For this exercise, repeat every line of the material exactly.

Top of Dataset

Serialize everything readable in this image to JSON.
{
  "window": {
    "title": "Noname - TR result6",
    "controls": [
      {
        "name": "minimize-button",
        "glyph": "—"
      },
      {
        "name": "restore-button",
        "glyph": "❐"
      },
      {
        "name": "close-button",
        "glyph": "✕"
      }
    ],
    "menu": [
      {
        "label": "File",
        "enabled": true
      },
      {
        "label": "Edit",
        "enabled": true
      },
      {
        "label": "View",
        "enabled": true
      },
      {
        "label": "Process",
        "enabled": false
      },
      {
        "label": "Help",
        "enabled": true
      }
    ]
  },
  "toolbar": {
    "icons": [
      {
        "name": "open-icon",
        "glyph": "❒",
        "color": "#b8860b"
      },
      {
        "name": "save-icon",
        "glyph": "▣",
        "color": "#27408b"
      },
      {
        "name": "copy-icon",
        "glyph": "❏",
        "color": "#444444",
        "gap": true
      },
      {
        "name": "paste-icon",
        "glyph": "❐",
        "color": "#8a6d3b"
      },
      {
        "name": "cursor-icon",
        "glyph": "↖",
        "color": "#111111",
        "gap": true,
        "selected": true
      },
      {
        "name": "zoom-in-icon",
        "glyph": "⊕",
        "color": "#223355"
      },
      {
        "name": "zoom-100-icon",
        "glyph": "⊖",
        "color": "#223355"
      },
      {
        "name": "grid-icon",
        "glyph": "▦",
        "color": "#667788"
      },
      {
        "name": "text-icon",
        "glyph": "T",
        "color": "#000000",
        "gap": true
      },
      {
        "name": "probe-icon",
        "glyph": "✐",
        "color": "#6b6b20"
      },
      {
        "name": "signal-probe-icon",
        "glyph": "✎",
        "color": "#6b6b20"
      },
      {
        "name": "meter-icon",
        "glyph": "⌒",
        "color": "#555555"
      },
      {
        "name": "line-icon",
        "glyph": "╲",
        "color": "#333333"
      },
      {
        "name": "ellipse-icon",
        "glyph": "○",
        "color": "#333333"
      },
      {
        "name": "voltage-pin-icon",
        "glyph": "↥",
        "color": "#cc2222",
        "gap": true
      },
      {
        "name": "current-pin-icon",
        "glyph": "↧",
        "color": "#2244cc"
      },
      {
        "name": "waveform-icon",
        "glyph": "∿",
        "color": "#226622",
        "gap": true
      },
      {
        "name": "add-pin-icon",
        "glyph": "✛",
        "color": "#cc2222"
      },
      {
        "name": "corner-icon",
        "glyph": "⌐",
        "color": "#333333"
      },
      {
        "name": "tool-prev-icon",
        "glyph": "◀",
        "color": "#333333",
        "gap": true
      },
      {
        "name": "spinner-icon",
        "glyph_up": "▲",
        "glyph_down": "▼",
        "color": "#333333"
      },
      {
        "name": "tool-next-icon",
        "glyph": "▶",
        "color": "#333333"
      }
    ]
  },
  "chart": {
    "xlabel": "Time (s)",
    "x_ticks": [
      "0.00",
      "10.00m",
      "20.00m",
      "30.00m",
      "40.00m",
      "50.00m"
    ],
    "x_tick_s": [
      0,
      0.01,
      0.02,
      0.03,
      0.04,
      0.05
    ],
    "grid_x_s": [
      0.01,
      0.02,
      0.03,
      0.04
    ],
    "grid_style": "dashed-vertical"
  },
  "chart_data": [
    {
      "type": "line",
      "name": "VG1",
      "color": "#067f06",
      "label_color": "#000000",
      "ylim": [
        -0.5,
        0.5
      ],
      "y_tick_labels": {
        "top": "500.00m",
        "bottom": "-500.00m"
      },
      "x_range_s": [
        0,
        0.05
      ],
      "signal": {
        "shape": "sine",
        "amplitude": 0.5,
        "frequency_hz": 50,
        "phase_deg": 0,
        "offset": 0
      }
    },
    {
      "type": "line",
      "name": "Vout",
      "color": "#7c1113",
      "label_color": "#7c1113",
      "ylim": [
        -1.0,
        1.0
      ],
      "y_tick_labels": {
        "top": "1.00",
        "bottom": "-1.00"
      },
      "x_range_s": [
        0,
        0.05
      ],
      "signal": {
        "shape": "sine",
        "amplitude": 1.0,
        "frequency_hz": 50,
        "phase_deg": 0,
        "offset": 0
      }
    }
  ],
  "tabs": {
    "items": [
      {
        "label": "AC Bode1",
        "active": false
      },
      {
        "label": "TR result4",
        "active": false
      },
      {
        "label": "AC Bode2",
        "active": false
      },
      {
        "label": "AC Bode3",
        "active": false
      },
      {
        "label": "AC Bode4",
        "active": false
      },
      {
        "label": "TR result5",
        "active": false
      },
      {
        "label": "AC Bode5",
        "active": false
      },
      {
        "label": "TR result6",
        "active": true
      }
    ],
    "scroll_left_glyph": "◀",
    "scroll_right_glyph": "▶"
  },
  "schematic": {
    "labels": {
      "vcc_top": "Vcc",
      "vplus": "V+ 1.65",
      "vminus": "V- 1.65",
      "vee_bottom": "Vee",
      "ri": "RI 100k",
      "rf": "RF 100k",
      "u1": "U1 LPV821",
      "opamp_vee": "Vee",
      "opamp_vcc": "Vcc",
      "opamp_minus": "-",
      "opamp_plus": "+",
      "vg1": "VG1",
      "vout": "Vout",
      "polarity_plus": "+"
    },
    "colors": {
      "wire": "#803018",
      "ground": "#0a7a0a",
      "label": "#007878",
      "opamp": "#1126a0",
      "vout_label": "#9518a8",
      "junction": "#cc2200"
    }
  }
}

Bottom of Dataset

Output of the task -
Serialize everything readable in this image to JSON.
{
  "window": {
    "title": "Noname - TR result6",
    "controls": [
      {
        "name": "minimize-button",
        "glyph": "—"
      },
      {
        "name": "restore-button",
        "glyph": "❐"
      },
      {
        "name": "close-button",
        "glyph": "✕"
      }
    ],
    "menu": [
      {
        "label": "File",
        "enabled": true
      },
      {
        "label": "Edit",
        "enabled": true
      },
      {
        "label": "View",
        "enabled": true
      },
      {
        "label": "Process",
        "enabled": false
      },
      {
        "label": "Help",
        "enabled": true
      }
    ]
  },
  "toolbar": {
    "icons": [
      {
        "name": "open-icon",
        "glyph": "❒",
        "color": "#b8860b"
      },
      {
        "name": "save-icon",
        "glyph": "▣",
        "color": "#27408b"
      },
      {
        "name": "copy-icon",
        "glyph": "❏",
        "color": "#444444",
        "gap": true
      },
      {
        "name": "paste-icon",
        "glyph": "❐",
        "color": "#8a6d3b"
      },
      {
        "name": "cursor-icon",
        "glyph": "↖",
        "color": "#111111",
        "gap": true,
        "selected": true
      },
      {
        "name": "zoom-in-icon",
        "glyph": "⊕",
        "color": "#223355"
      },
      {
        "name": "zoom-100-icon",
        "glyph": "⊖",
        "color": "#223355"
      },
      {
        "name": "grid-icon",
        "glyph": "▦",
        "color": "#667788"
      },
      {
        "name": "text-icon",
        "glyph": "T",
        "color": "#000000",
        "gap": true
      },
      {
        "name": "probe-icon",
        "glyph": "✐",
        "color": "#6b6b20"
      },
      {
        "name": "signal-probe-icon",
        "glyph": "✎",
        "color": "#6b6b20"
      },
      {
        "name": "meter-icon",
        "glyph": "⌒",
        "color": "#555555"
      },
      {
        "name": "line-icon",
        "glyph": "╲",
        "color": "#333333"
      },
      {
        "name": "ellipse-icon",
        "glyph": "○",
        "color": "#333333"
      },
      {
        "name": "voltage-pin-icon",
        "glyph": "↥",
        "color": "#cc2222",
        "gap": true
      },
      {
        "name": "current-pin-icon",
        "glyph": "↧",
        "color": "#2244cc"
      },
      {
        "name": "waveform-icon",
        "glyph": "∿",
        "color": "#226622",
        "gap": true
      },
      {
        "name": "add-pin-icon",
        "glyph": "✛",
        "color": "#cc2222"
      },
      {
        "name": "corner-icon",
        "glyph": "⌐",
        "color": "#333333"
      },
      {
        "name": "tool-prev-icon",
        "glyph": "◀",
        "color": "#333333",
        "gap": true
      },
      {
        "name": "spinner-icon",
        "glyph_up": "▲",
        "glyph_down": "▼",
        "color": "#333333"
      },
      {
        "name": "tool-next-icon",
        "glyph": "▶",
        "color": "#333333"
      }
    ]
  },
  "chart": {
    "xlabel": "Time (s)",
    "x_ticks": [
      "0.00",
      "10.00m",
      "20.00m",
      "30.00m",
      "40.00m",
      "50.00m"
    ],
    "x_tick_s": [
      0,
      0.01,
      0.02,
      0.03,
      0.04,
      0.05
    ],
    "grid_x_s": [
      0.01,
      0.02,
      0.03,
      0.04
    ],
    "grid_style": "dashed-vertical"
  },
  "chart_data": [
    {
      "type": "line",
      "name": "VG1",
      "color": "#067f06",
      "label_color": "#000000",
      "ylim": [
        -0.5,
        0.5
      ],
      "y_tick_labels": {
        "top": "500.00m",
        "bottom": "-500.00m"
      },
      "x_range_s": [
        0,
        0.05
      ],
      "signal": {
        "shape": "sine",
        "amplitude": 0.5,
        "frequency_hz": 50,
        "phase_deg": 0,
        "offset": 0
      }
    },
    {
      "type": "line",
      "name": "Vout",
      "color": "#7c1113",
      "label_color": "#7c1113",
      "ylim": [
        -1.0,
        1.0
      ],
      "y_tick_labels": {
        "top": "1.00",
        "bottom": "-1.00"
      },
      "x_range_s": [
        0,
        0.05
      ],
      "signal": {
        "shape": "sine",
        "amplitude": 1.0,
        "frequency_hz": 50,
        "phase_deg": 0,
        "offset": 0
      }
    }
  ],
  "tabs": {
    "items": [
      {
        "label": "AC Bode1",
        "active": false
      },
      {
        "label": "TR result4",
        "active": false
      },
      {
        "label": "AC Bode2",
        "active": false
      },
      {
        "label": "AC Bode3",
        "active": false
      },
      {
        "label": "AC Bode4",
        "active": false
      },
      {
        "label": "TR result5",
        "active": false
      },
      {
        "label": "AC Bode5",
        "active": false
      },
      {
        "label": "TR result6",
        "active": true
      }
    ],
    "scroll_left_glyph": "◀",
    "scroll_right_glyph": "▶"
  },
  "schematic": {
    "labels": {
      "vcc_top": "Vcc",
      "vplus": "V+ 1.65",
      "vminus": "V- 1.65",
      "vee_bottom": "Vee",
      "ri": "RI 100k",
      "rf": "RF 100k",
      "u1": "U1 LPV821",
      "opamp_vee": "Vee",
      "opamp_vcc": "Vcc",
      "opamp_minus": "-",
      "opamp_plus": "+",
      "vg1": "VG1",
      "vout": "Vout",
      "polarity_plus": "+"
    },
    "colors": {
      "wire": "#803018",
      "ground": "#0a7a0a",
      "label": "#007878",
      "opamp": "#1126a0",
      "vout_label": "#9518a8",
      "junction": "#cc2200"
    }
  }
}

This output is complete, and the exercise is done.